*TO DO*. When a line in the entries below contains the word "airplanes", copy that line.

(Dataset records)
# # #

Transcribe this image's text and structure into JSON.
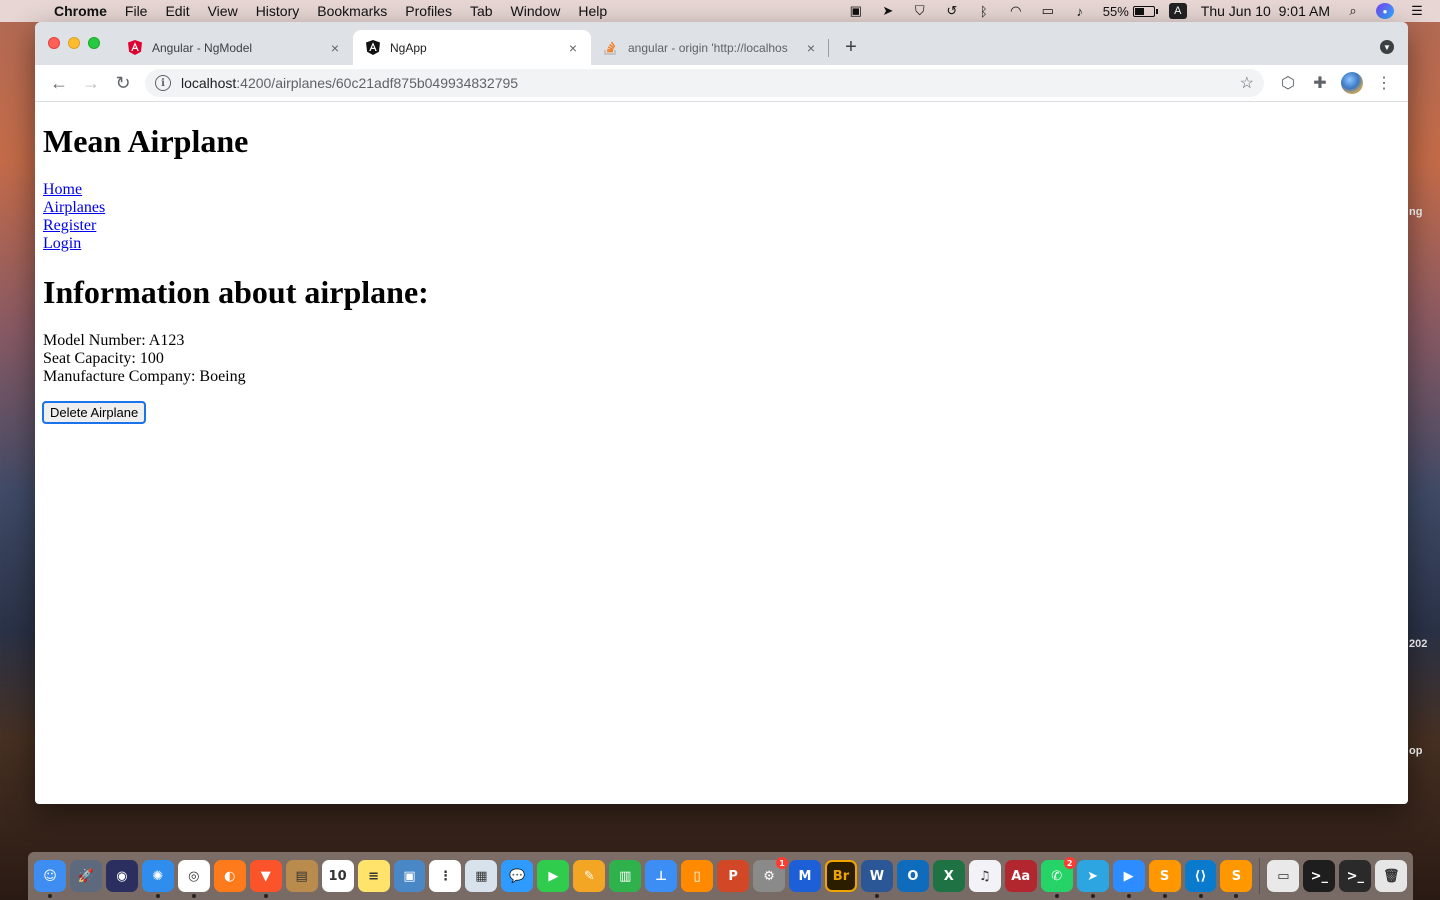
{
  "menubar": {
    "app_name": "Chrome",
    "menus": [
      "File",
      "Edit",
      "View",
      "History",
      "Bookmarks",
      "Profiles",
      "Tab",
      "Window",
      "Help"
    ],
    "battery_percent": "55%",
    "battery_level": 0.55,
    "input_source": "A",
    "datetime": "Thu Jun 10  9:01 AM"
  },
  "browser": {
    "tabs": [
      {
        "title": "Angular - NgModel",
        "favicon": "angular-red-icon",
        "active": false
      },
      {
        "title": "NgApp",
        "favicon": "angular-black-icon",
        "active": true
      },
      {
        "title": "angular - origin 'http://localhos",
        "favicon": "stackoverflow-icon",
        "active": false
      }
    ],
    "url_host": "localhost",
    "url_path": ":4200/airplanes/60c21adf875b049934832795"
  },
  "page": {
    "app_title": "Mean Airplane",
    "nav": {
      "home": "Home",
      "airplanes": "Airplanes",
      "register": "Register",
      "login": "Login"
    },
    "section_title": "Information about airplane:",
    "details": {
      "model_number": "Model Number: A123",
      "seat_capacity": "Seat Capacity: 100",
      "manufacture_company": "Manufacture Company: Boeing"
    },
    "delete_button": "Delete Airplane"
  },
  "dock": {
    "apps": [
      {
        "name": "finder-icon",
        "color": "#3d8ef0",
        "glyph": "☺",
        "running": true
      },
      {
        "name": "launchpad-icon",
        "color": "#5d6a7e",
        "glyph": "🚀",
        "running": false
      },
      {
        "name": "siri-icon",
        "color": "#2b2f5f",
        "glyph": "◉",
        "running": false
      },
      {
        "name": "safari-icon",
        "color": "#2f8ded",
        "glyph": "✺",
        "running": true
      },
      {
        "name": "chrome-icon",
        "color": "#ffffff",
        "glyph": "◎",
        "running": true
      },
      {
        "name": "firefox-icon",
        "color": "#ff7a1a",
        "glyph": "◐",
        "running": false
      },
      {
        "name": "brave-icon",
        "color": "#fb542b",
        "glyph": "▼",
        "running": true
      },
      {
        "name": "contacts-icon",
        "color": "#b98b4d",
        "glyph": "▤",
        "running": false
      },
      {
        "name": "calendar-icon",
        "color": "#ffffff",
        "glyph": "10",
        "running": false
      },
      {
        "name": "notes-icon",
        "color": "#ffe36b",
        "glyph": "≡",
        "running": false
      },
      {
        "name": "preview-icon",
        "color": "#4a87c7",
        "glyph": "▣",
        "running": false
      },
      {
        "name": "reminders-icon",
        "color": "#ffffff",
        "glyph": "⋮",
        "running": false
      },
      {
        "name": "photos-viewer-icon",
        "color": "#d8e2ec",
        "glyph": "▦",
        "running": false
      },
      {
        "name": "messages-icon",
        "color": "#2f9bff",
        "glyph": "💬",
        "running": false
      },
      {
        "name": "facetime-icon",
        "color": "#2fcc4e",
        "glyph": "▶",
        "running": false
      },
      {
        "name": "pages-icon",
        "color": "#f3a623",
        "glyph": "✎",
        "running": false
      },
      {
        "name": "numbers-icon",
        "color": "#2fb24c",
        "glyph": "▥",
        "running": false
      },
      {
        "name": "keynote-icon",
        "color": "#3c8ef5",
        "glyph": "⊥",
        "running": false
      },
      {
        "name": "books-icon",
        "color": "#ff8a00",
        "glyph": "▯",
        "running": false
      },
      {
        "name": "powerpoint-icon",
        "color": "#d24726",
        "glyph": "P",
        "running": false
      },
      {
        "name": "system-preferences-icon",
        "color": "#8a8a8a",
        "glyph": "⚙",
        "running": false,
        "badge": "1"
      },
      {
        "name": "malwarebytes-icon",
        "color": "#1d5fd6",
        "glyph": "M",
        "running": false
      },
      {
        "name": "bridge-icon",
        "color": "#2b1d00",
        "glyph": "Br",
        "running": false
      },
      {
        "name": "word-icon",
        "color": "#2b5797",
        "glyph": "W",
        "running": true
      },
      {
        "name": "outlook-icon",
        "color": "#0f6cbd",
        "glyph": "O",
        "running": false
      },
      {
        "name": "excel-icon",
        "color": "#1f7244",
        "glyph": "X",
        "running": false
      },
      {
        "name": "itunes-icon",
        "color": "#f2f2f7",
        "glyph": "♫",
        "running": false
      },
      {
        "name": "dictionary-icon",
        "color": "#b2262d",
        "glyph": "Aa",
        "running": false
      },
      {
        "name": "whatsapp-icon",
        "color": "#25d366",
        "glyph": "✆",
        "running": true,
        "badge": "2"
      },
      {
        "name": "telegram-icon",
        "color": "#2ca5e0",
        "glyph": "➤",
        "running": true
      },
      {
        "name": "zoom-icon",
        "color": "#2d8cff",
        "glyph": "▶",
        "running": true
      },
      {
        "name": "sublime-icon",
        "color": "#ff9800",
        "glyph": "S",
        "running": true
      },
      {
        "name": "vscode-icon",
        "color": "#0a7acc",
        "glyph": "⟨⟩",
        "running": true
      },
      {
        "name": "sublime-merge-icon",
        "color": "#ff9800",
        "glyph": "S",
        "running": true
      }
    ],
    "tray": [
      {
        "name": "nvidia-window-thumb-icon",
        "color": "#e9e9e9",
        "glyph": "▭"
      },
      {
        "name": "terminal-thumb-icon",
        "color": "#1e1e1e",
        "glyph": ">_"
      },
      {
        "name": "terminal-thumb-2-icon",
        "color": "#2a2a2a",
        "glyph": ">_"
      },
      {
        "name": "trash-icon",
        "color": "#e6e6e6",
        "glyph": "🗑"
      }
    ]
  }
}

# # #

*EXERCISE SOLUTION*.
    "url_path": ":4200/airplanes/60c21adf875b049934832795"
      "airplanes": "Airplanes",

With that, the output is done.